When government officials need expert opinions, they often turn to academia for advice. The University of Georgia’s Center for Food Safety has a long history of working with such entities to help ensure a safe global food supply, and its involvement in government matters deepened last fall when the center’s director participated in a high-profile review of the U.S. Food and Drug Administration.
In 2022 Robert Califf, commissioner of the FDA, requested an independent review of the organization, saying that the agency was confronting numerous challenges that “stressed the agency’s operations” due in part to “our nation’s endlessly complex food systems and supply chain.”
Califf asked the Reagan-Udall Foundation to create a panel to review the culture, structure and leadership, resources and authorities of the FDA. Francisco Diez, director of the UGA Center for Food Safety, which is housed in the College of Agricultural and Environmental Sciences, was selected as one of six experts to conduct the evaluation.
The team gathered information by reviewing documents and meeting with officials, stakeholders and interested groups who offered insight into the FDA. They evaluated the collected data and drafted a report including their findings and the recommendations of the many parties they interviewed. The report was published in December 2022 and is available to the public online.
“I hope that the current commissioner will move swiftly to address the deficiencies that we found,” Diez said. “The reality is that some of them are so complex that it will take years to unravel them, but some action does need to be taken. We provided some suggestions and structure for the commissioner, but ultimately it will be the commissioner's decision about what actions to take.”
The timeline allowed only 60 working days for the panel to conduct the review and draft the report. While the turnaround time was short because of the urgent nature of the request, Diez said he was grateful to participate despite the demands on his personal and professional time.
“It provided a unique opportunity to make a difference,” he said. “In academia, we have the important responsibilities of research, teaching, mentoring and outreach, but we can also have additional high-impact roles to benefit our society. Serving on this panel was a great opportunity to contribute to the food safety system. I have been contributing through research and teaching graduate students, but this opportunity provided an enhanced relevance in my chosen field.”
Academics have a “societal responsibility” to get involved in projects like these. “Scientists are problem solvers,” Diez said, helping address the most pressing needs of society.
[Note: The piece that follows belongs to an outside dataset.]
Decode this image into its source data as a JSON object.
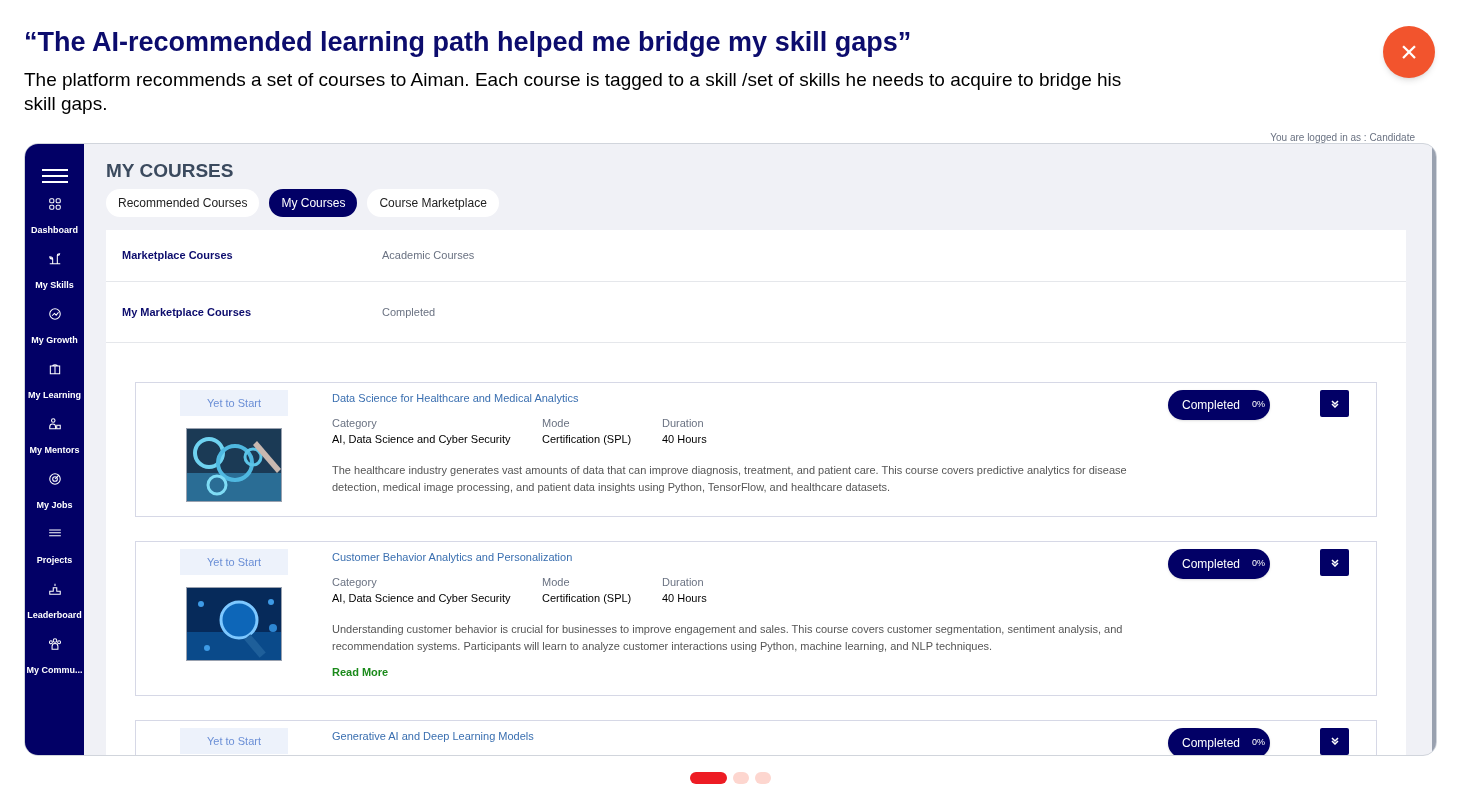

Whether tracking a foodborne outbreak, mitigating natural disasters or other practical functions, he explained that scientists should help address the needs of the world around them.
“Our job is about finding solutions to explain why things are happening, to create new technologies, and to better deliver information to the public by being willing to speak to the media,” Diez said.
Most scientists participate in professional societies because they provide a channel to communicate research and network with other scientists, but they also provide an opportunity for scientists to serve, said Diez, who maintains involvement with several professional groups and societies. However, the work he did with the FDA review panel stands out amongst his other volunteer roles.
“As an academic, I encourage anybody with a role similar to mine, that if you are approached to serve in volunteer activities such as this, take the opportunity to give your time to contribute to society,” Diez said.
He hopes current and future commissioners use the Reagan-Udall Foundation report to create positive changes within the organization.
“We hope that this document will inspire not just the current commissioner, but future commissioners will take these recommendations seriously,” he said.